Saturday, July 18, 2009

Cant and the law

The problem underlying the concept of same-sex marriage had nothing to do with law, nor did it have anything to do with rights. The problem with same-sex marriage was one, put simply, of language.

In this matter, as with so many others, the zeitgeist confused means with ends. (Or perhaps I should say that it confused meaning with ends.)

The law (and the rights that it protects) depends on language and not the other way around. Thus, a man may swat a fly and rest assured that he will not be charged with murder.

So long, that is, as the definition of murder remains intact.

Alter language--even if it is for so noble-seeming a purpose as the protection of rights--and you are not amending the law, but blasting at its foundation. Should that foundation crumble, so too, with time, will the law, rights, justice.

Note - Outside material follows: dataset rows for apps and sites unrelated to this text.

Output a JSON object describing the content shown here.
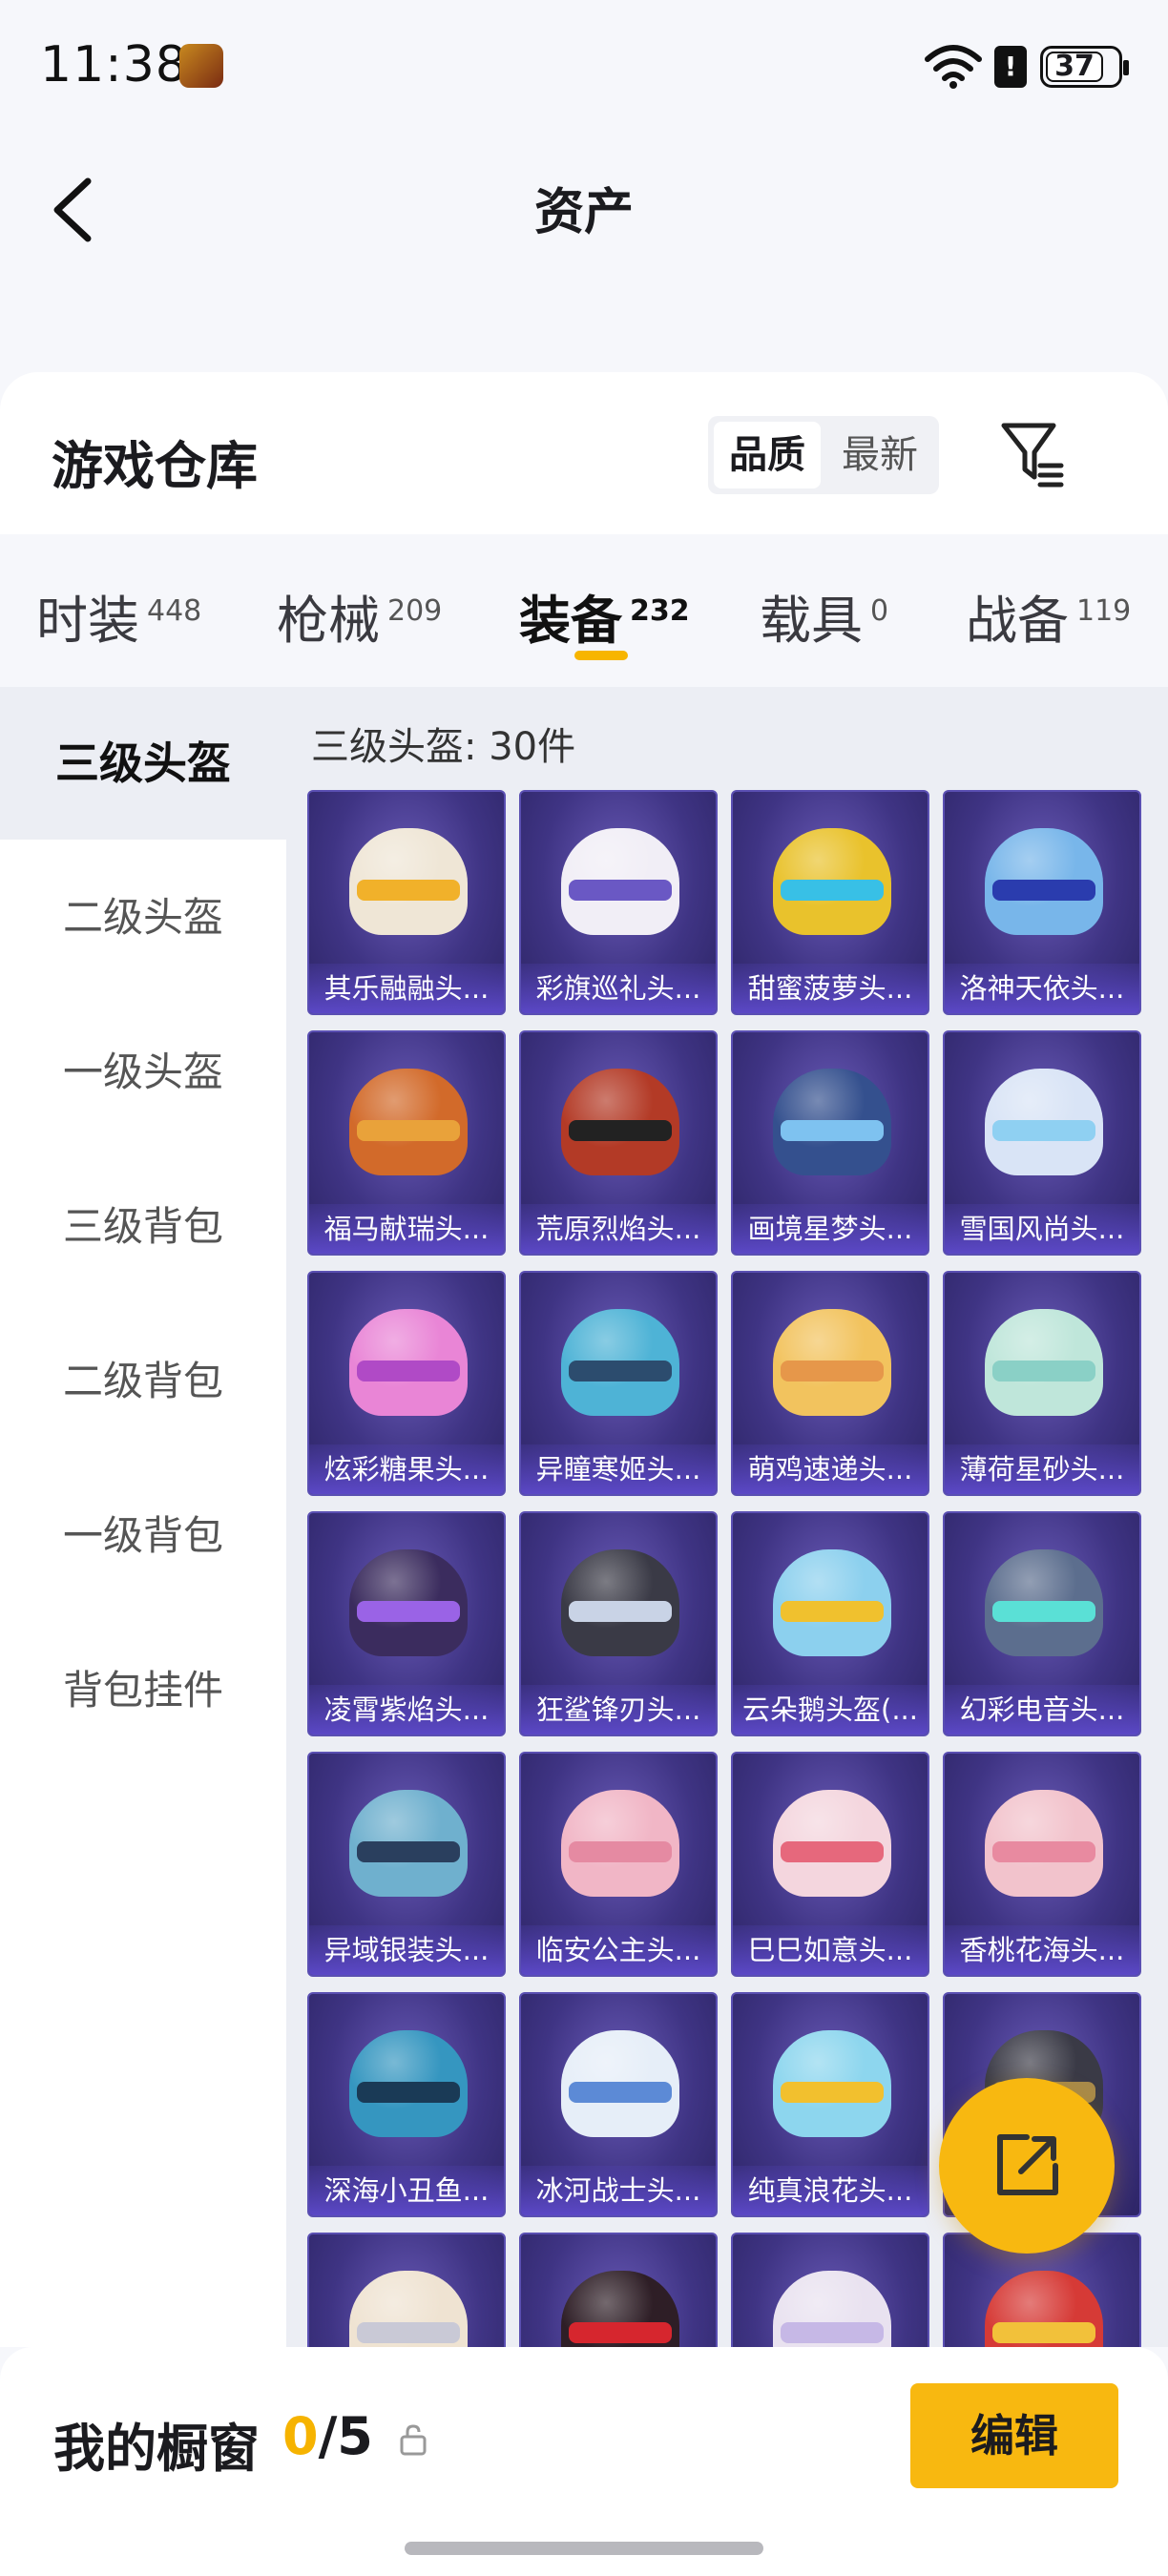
{
  "status_bar": {
    "time": "11:38",
    "battery": "37"
  },
  "header": {
    "title": "资产"
  },
  "warehouse": {
    "title": "游戏仓库",
    "sort_options": [
      "品质",
      "最新"
    ]
  },
  "tabs": [
    {
      "label": "时装",
      "count": "448"
    },
    {
      "label": "枪械",
      "count": "209"
    },
    {
      "label": "装备",
      "count": "232"
    },
    {
      "label": "载具",
      "count": "0"
    },
    {
      "label": "战备",
      "count": "119"
    }
  ],
  "sidebar": {
    "items": [
      "三级头盔",
      "二级头盔",
      "一级头盔",
      "三级背包",
      "二级背包",
      "一级背包",
      "背包挂件"
    ]
  },
  "section": {
    "title": "三级头盔: 30件"
  },
  "items": [
    {
      "name": "其乐融融头...",
      "color": "#efe6d6",
      "visor": "#f1b12a"
    },
    {
      "name": "彩旗巡礼头...",
      "color": "#f1eef6",
      "visor": "#6a58c4"
    },
    {
      "name": "甜蜜菠萝头...",
      "color": "#e9c22c",
      "visor": "#38c0e6"
    },
    {
      "name": "洛神天依头...",
      "color": "#78b6ea",
      "visor": "#2a3cae"
    },
    {
      "name": "福马献瑞头...",
      "color": "#d26a2a",
      "visor": "#e9a23a"
    },
    {
      "name": "荒原烈焰头...",
      "color": "#b33a26",
      "visor": "#222222"
    },
    {
      "name": "画境星梦头...",
      "color": "#34508e",
      "visor": "#7ec2f0"
    },
    {
      "name": "雪国风尚头...",
      "color": "#d9e4f6",
      "visor": "#8fd0f2"
    },
    {
      "name": "炫彩糖果头...",
      "color": "#e985d6",
      "visor": "#b04ac6"
    },
    {
      "name": "异瞳寒姬头...",
      "color": "#4eb3d6",
      "visor": "#2c4c6e"
    },
    {
      "name": "萌鸡速递头...",
      "color": "#f2c35e",
      "visor": "#e6974a"
    },
    {
      "name": "薄荷星砂头...",
      "color": "#bfe6da",
      "visor": "#8ad0c6"
    },
    {
      "name": "凌霄紫焰头...",
      "color": "#3b2c5e",
      "visor": "#9a63e6"
    },
    {
      "name": "狂鲨锋刃头...",
      "color": "#3a3a46",
      "visor": "#c9d3e6"
    },
    {
      "name": "云朵鹅头盔(...",
      "color": "#8cd0ee",
      "visor": "#f0c12e"
    },
    {
      "name": "幻彩电音头...",
      "color": "#5c6e8e",
      "visor": "#5ae0d6"
    },
    {
      "name": "异域银装头...",
      "color": "#6fb0ce",
      "visor": "#2a3f5e"
    },
    {
      "name": "临安公主头...",
      "color": "#f1b6c6",
      "visor": "#e58aa2"
    },
    {
      "name": "巳巳如意头...",
      "color": "#f4d6de",
      "visor": "#e6687c"
    },
    {
      "name": "香桃花海头...",
      "color": "#f2c3cc",
      "visor": "#e88aa0"
    },
    {
      "name": "深海小丑鱼...",
      "color": "#3596c0",
      "visor": "#1a3a56"
    },
    {
      "name": "冰河战士头...",
      "color": "#e6eef8",
      "visor": "#5c8ad6"
    },
    {
      "name": "纯真浪花头...",
      "color": "#8dd6ee",
      "visor": "#f2c02e"
    },
    {
      "name": "",
      "color": "#3a3a46",
      "visor": "#a88a4a"
    },
    {
      "name": "",
      "color": "#efe3d2",
      "visor": "#c9c9d6"
    },
    {
      "name": "",
      "color": "#2e1e26",
      "visor": "#d6262e"
    },
    {
      "name": "",
      "color": "#e9e2f0",
      "visor": "#c6b8e6"
    },
    {
      "name": "",
      "color": "#d63a36",
      "visor": "#f2c13a"
    }
  ],
  "bottom": {
    "label": "我的橱窗",
    "current": "0",
    "total": "/5",
    "edit_label": "编辑"
  }
}
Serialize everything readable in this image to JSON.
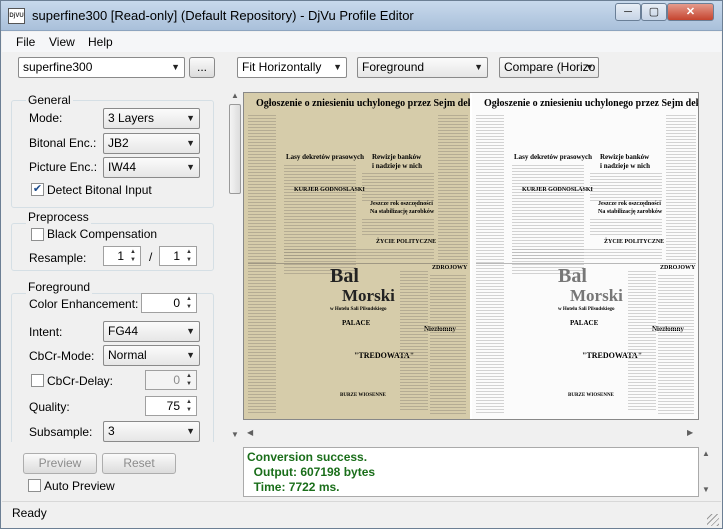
{
  "window": {
    "title": "superfine300 [Read-only] (Default Repository) - DjVu Profile Editor",
    "icon_label": "DjVU",
    "controls": {
      "minimize": "─",
      "maximize": "▢",
      "close": "✕"
    }
  },
  "menu": {
    "file": "File",
    "view": "View",
    "help": "Help"
  },
  "toolbar": {
    "profile": "superfine300",
    "browse": "...",
    "zoom": "Fit Horizontally",
    "layer": "Foreground",
    "compare": "Compare (Horizo"
  },
  "general": {
    "title": "General",
    "mode_label": "Mode:",
    "mode_value": "3 Layers",
    "bitonal_label": "Bitonal Enc.:",
    "bitonal_value": "JB2",
    "picture_label": "Picture Enc.:",
    "picture_value": "IW44",
    "detect_label": "Detect Bitonal Input",
    "detect_checked": true
  },
  "preprocess": {
    "title": "Preprocess",
    "black_label": "Black Compensation",
    "black_checked": false,
    "resample_label": "Resample:",
    "resample_a": "1",
    "resample_sep": "/",
    "resample_b": "1"
  },
  "foreground": {
    "title": "Foreground",
    "color_label": "Color Enhancement:",
    "color_value": "0",
    "intent_label": "Intent:",
    "intent_value": "FG44",
    "cbcr_label": "CbCr-Mode:",
    "cbcr_value": "Normal",
    "delay_label": "CbCr-Delay:",
    "delay_value": "0",
    "delay_checked": false,
    "quality_label": "Quality:",
    "quality_value": "75",
    "subsample_label": "Subsample:",
    "subsample_value": "3"
  },
  "actions": {
    "preview": "Preview",
    "reset": "Reset",
    "auto_preview": "Auto Preview",
    "auto_checked": false
  },
  "newspaper": {
    "headline": "Ogłoszenie o zniesieniu uchylonego przez Sejm dekret",
    "art1": "Lasy dekretów prasowych",
    "art2a": "Rewizje banków",
    "art2b": "i nadzieje w nich",
    "art3": "KURJER GODNOSLASKI",
    "art4a": "Jeszcze rok oszczędności",
    "art4b": "Na stabilizację zarobków",
    "art5": "ŻYCIE POLITYCZNE",
    "ad_big1": "Bal",
    "ad_big2": "Morski",
    "ad_sub": "w Hotelu Sali Pilsudskiego",
    "ad_palace": "PALACE",
    "ad_trad": "\"TREDOWATA\"",
    "ad_bottom": "BURZE WIOSENNE",
    "ad_right1": "ZDROJOWY",
    "ad_right2": "Niezłomny"
  },
  "console": {
    "line1": "Conversion success.",
    "line2": "  Output: 607198 bytes",
    "line3": "  Time: 7722 ms."
  },
  "status": "Ready"
}
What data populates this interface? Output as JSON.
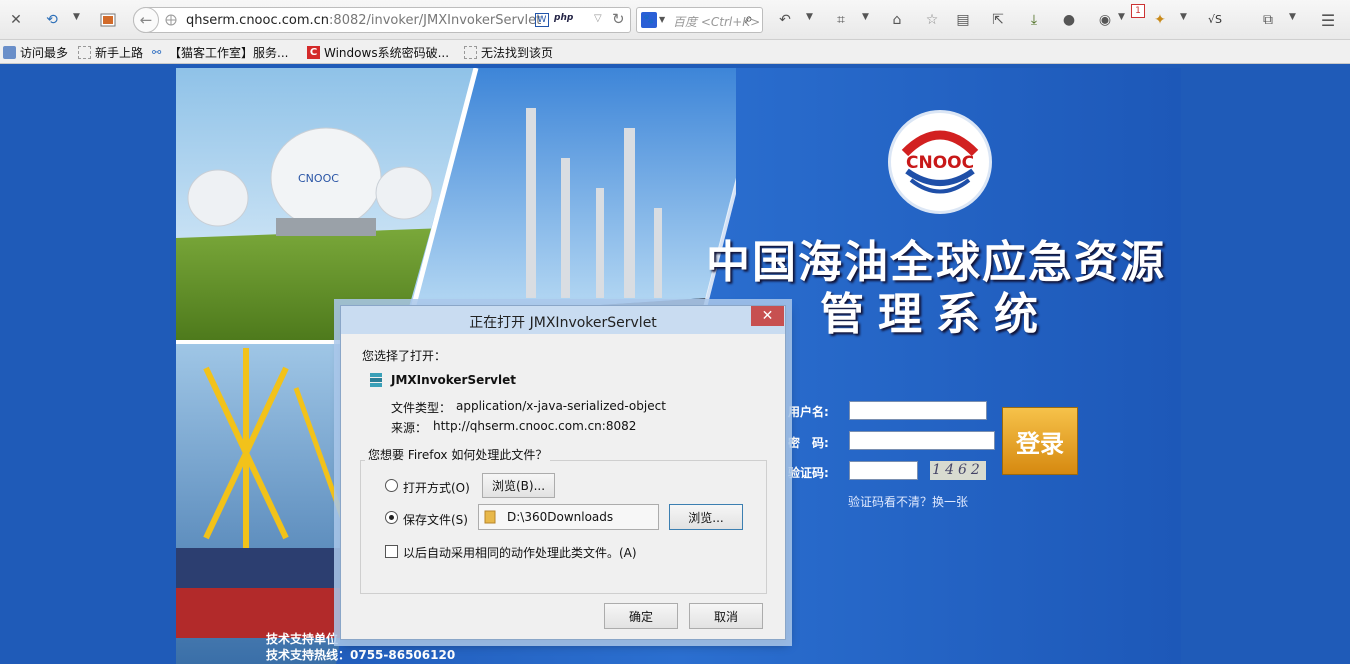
{
  "browser": {
    "url": "qhserm.cnooc.com.cn:8082/invoker/JMXInvokerServlet",
    "url_host": "qhserm.cnooc.com.cn",
    "url_rest": ":8082/invoker/JMXInvokerServlet",
    "search_placeholder": "百度 <Ctrl+K>",
    "php_badge": "php",
    "notification_count": "1",
    "profile_label": "√S"
  },
  "bookmarks": [
    {
      "label": "访问最多"
    },
    {
      "label": "新手上路"
    },
    {
      "label": "【猫客工作室】服务..."
    },
    {
      "label": "Windows系统密码破..."
    },
    {
      "label": "无法找到该页"
    }
  ],
  "page": {
    "logo_text": "CNOOC",
    "title_line1": "中国海油全球应急资源",
    "title_line2": "管理系统",
    "username_label": "用户名:",
    "password_label": "密　码:",
    "captcha_label": "验证码:",
    "captcha_value": "1462",
    "login_button": "登录",
    "refresh_captcha": "验证码看不清？换一张",
    "support_unit": "技术支持单位",
    "support_hotline": "技术支持热线：0755-86506120",
    "tank_text": "CNOOC"
  },
  "dialog": {
    "title": "正在打开 JMXInvokerServlet",
    "you_chose": "您选择了打开：",
    "file_name": "JMXInvokerServlet",
    "file_type_label": "文件类型：",
    "file_type_value": "application/x-java-serialized-object",
    "source_label": "来源：",
    "source_value": "http://qhserm.cnooc.com.cn:8082",
    "question": "您想要 Firefox 如何处理此文件？",
    "open_with_label": "打开方式(O)",
    "browse_b_label": "浏览(B)...",
    "save_file_label": "保存文件(S)",
    "save_path": "D:\\360Downloads",
    "browse_label": "浏览...",
    "auto_label": "以后自动采用相同的动作处理此类文件。(A)",
    "ok_label": "确定",
    "cancel_label": "取消",
    "selected_option": "save_file",
    "auto_checked": false
  }
}
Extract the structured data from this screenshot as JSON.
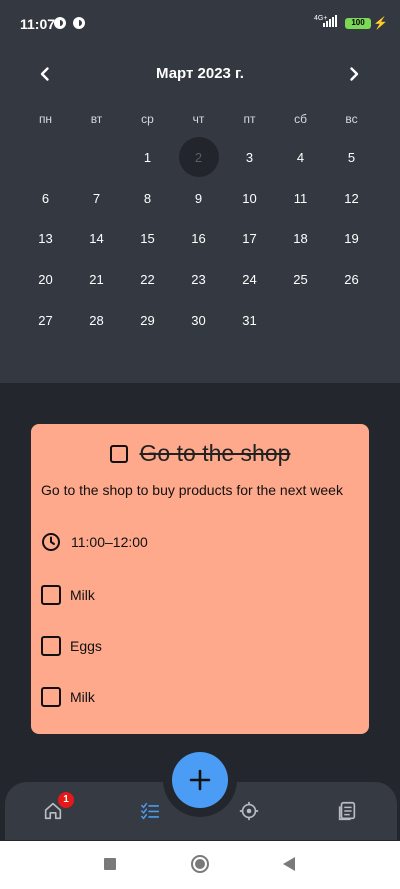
{
  "status_bar": {
    "time": "11:07",
    "network": "4G+",
    "battery": "100"
  },
  "calendar": {
    "month_title": "Март 2023 г.",
    "weekdays": [
      "пн",
      "вт",
      "ср",
      "чт",
      "пт",
      "сб",
      "вс"
    ],
    "leading_blanks": 2,
    "days": [
      "1",
      "2",
      "3",
      "4",
      "5",
      "6",
      "7",
      "8",
      "9",
      "10",
      "11",
      "12",
      "13",
      "14",
      "15",
      "16",
      "17",
      "18",
      "19",
      "20",
      "21",
      "22",
      "23",
      "24",
      "25",
      "26",
      "27",
      "28",
      "29",
      "30",
      "31"
    ],
    "selected_day": "2"
  },
  "task": {
    "title": "Go to the shop",
    "description": "Go to the shop to buy products for the next week",
    "time_range": "11:00–12:00",
    "subtasks": [
      {
        "label": "Milk",
        "checked": false
      },
      {
        "label": "Eggs",
        "checked": false
      },
      {
        "label": "Milk",
        "checked": false
      }
    ],
    "card_color": "#ffa98c"
  },
  "bottom_nav": {
    "home_badge": "1",
    "items": [
      "home-icon",
      "tasks-icon",
      "target-icon",
      "notes-icon"
    ],
    "active": "tasks-icon",
    "accent": "#4b9cf5"
  }
}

A compromise was necessary on this issue, and was possible. The greater loss in not doing so was the relegation of all men to one of only three types: hysterics, opportunists, and bigots.